How not to behave on the range

A few weeks ago at the local range, an elderly gentleman arrived with his pistol case and targets.

He then proceeded to walk forward of the firing line while the range was hot. After many screams of "Cease Fire!" and "Cold!" we allowed him to continue forward, since the range was now cold, and put his targets up.  He happened to use my target stand, but the other shooter to my left was kind enough to offer me one of his targets so that we could return to shooting as quickly as possible, and without argument.

Upon his return to the firing line, the elderly gentleman calmly loaded his magazines, made his weapon ready, put on his ear protection and shooting glasses, and began slow fire on a cold range.

After more shouting, there was a bit of a stand off as several hotheaded individuals wanted to eject him from the range, and others wanted to educate him.

We prevailed, and he was sent to read the range safety rules, then came back, fired a single magazine on the hot range, earning himself 1 hit on a 12inch square at 15yards with a compact XDm 45.

At that point, the obviously new-to-firearms old man packed up and left.

Now, no one was hurt that day.  Yet, there was much misbehavior.

I am not speaking of the elderly man, who obviously did not know range etiquette or safety.

The misbehavior belonged to those who ridiculed him, and did not try to help him.  I myself spent a few moments trying to help his marksmanship and weapons handling, but the constant commentary from those who had wanted him removed from the range embarrassed this gentleman.

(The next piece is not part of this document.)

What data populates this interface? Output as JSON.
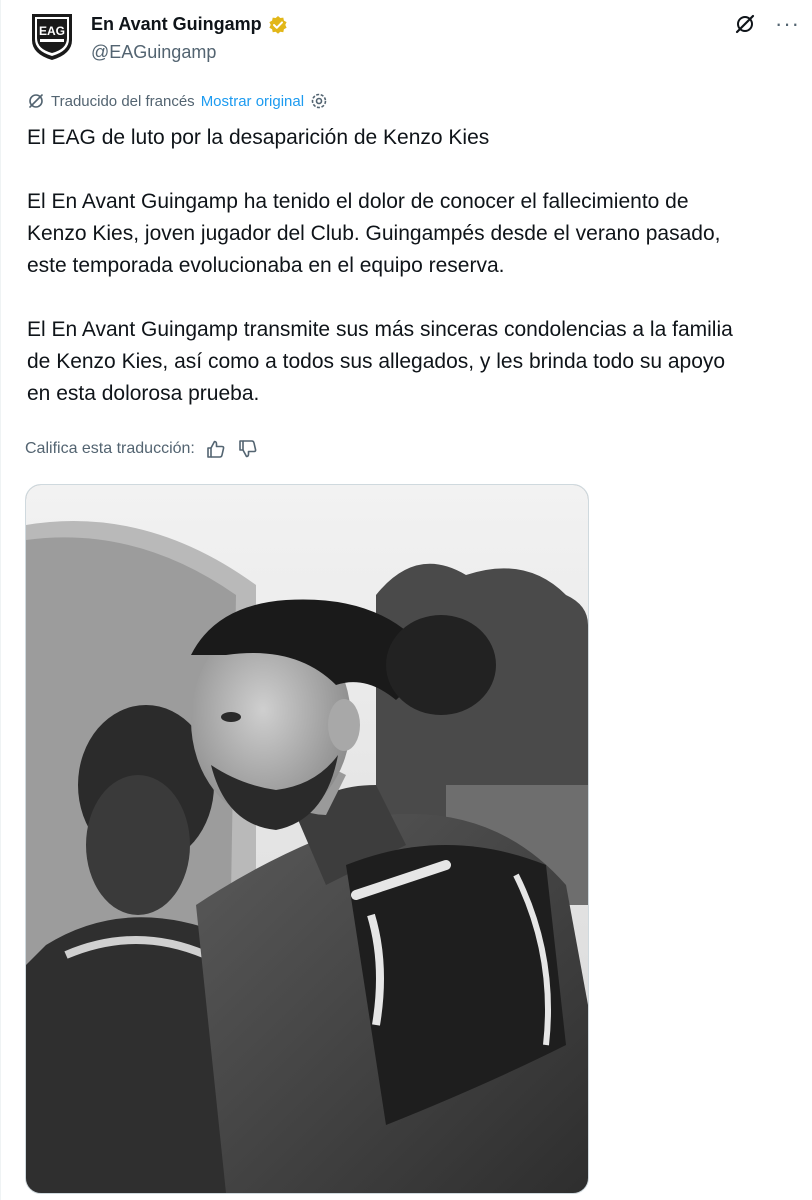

Instead of jeering him, we should have helped him.  I think it unlikely that this man will ever come to our range again, and that is a horrid thing.  It seems obvious to me that he had never handled a gun in his life, yet something had happened that convinced him he needed a pistol.  Now, if he ever needs that pistol, he will not be confident in its use. He will be a tragedy, and the anti-gun rights extremists will try to use him as an example of why the rest of us don't need our guns either.

What should have happened?

After the first incident, someone, myself or anyone else, should have pulled this gentleman aside and asked if he needed help.  Asked if he knew the range rules, and if he wanted some instruction in the use of his weapon.

Instead, we treated him like a child.

That was my mistake, and the mistake of everyone there that day.

I hope never to make one like it again.

1 comment:

  1. Well said; I too have been guilty of missing opportunities to extend a hand to someone, in the past, but thankfully I seem to have done a bit better in more recent years.
    It is my observation that shame or embarrassment is harder on a man than a slap across the face. In fact, to the practitioners of bushido, as well as for those of your own Norse extraction, "losing face" was as bad, or worse, than death.

    This elderly man probably had never owned a firearm, felt the need for protecting his home and family and was too ashamed to admit that he didn't know what to do at a range where everyone else was happily popping away... and as you say, the irritability or hostility of others, ruined a chance to have another well informed, well educated senior to join our ranks against the crime and darkness of modern life. So instead, he has gone home with only a dim awareness of how to operate ( much less clean and maintain) his weapon, and a memory of how we, the gun community, had wounded him.
    I pray that someday he will try again, and meet someone who will see him as a blank slate on which to help craft the likeness of a good student of our art.
    Thanks for sharing this story, we all need to read it from time to time. How easily we see the faults in everyone else... except ourselves of course.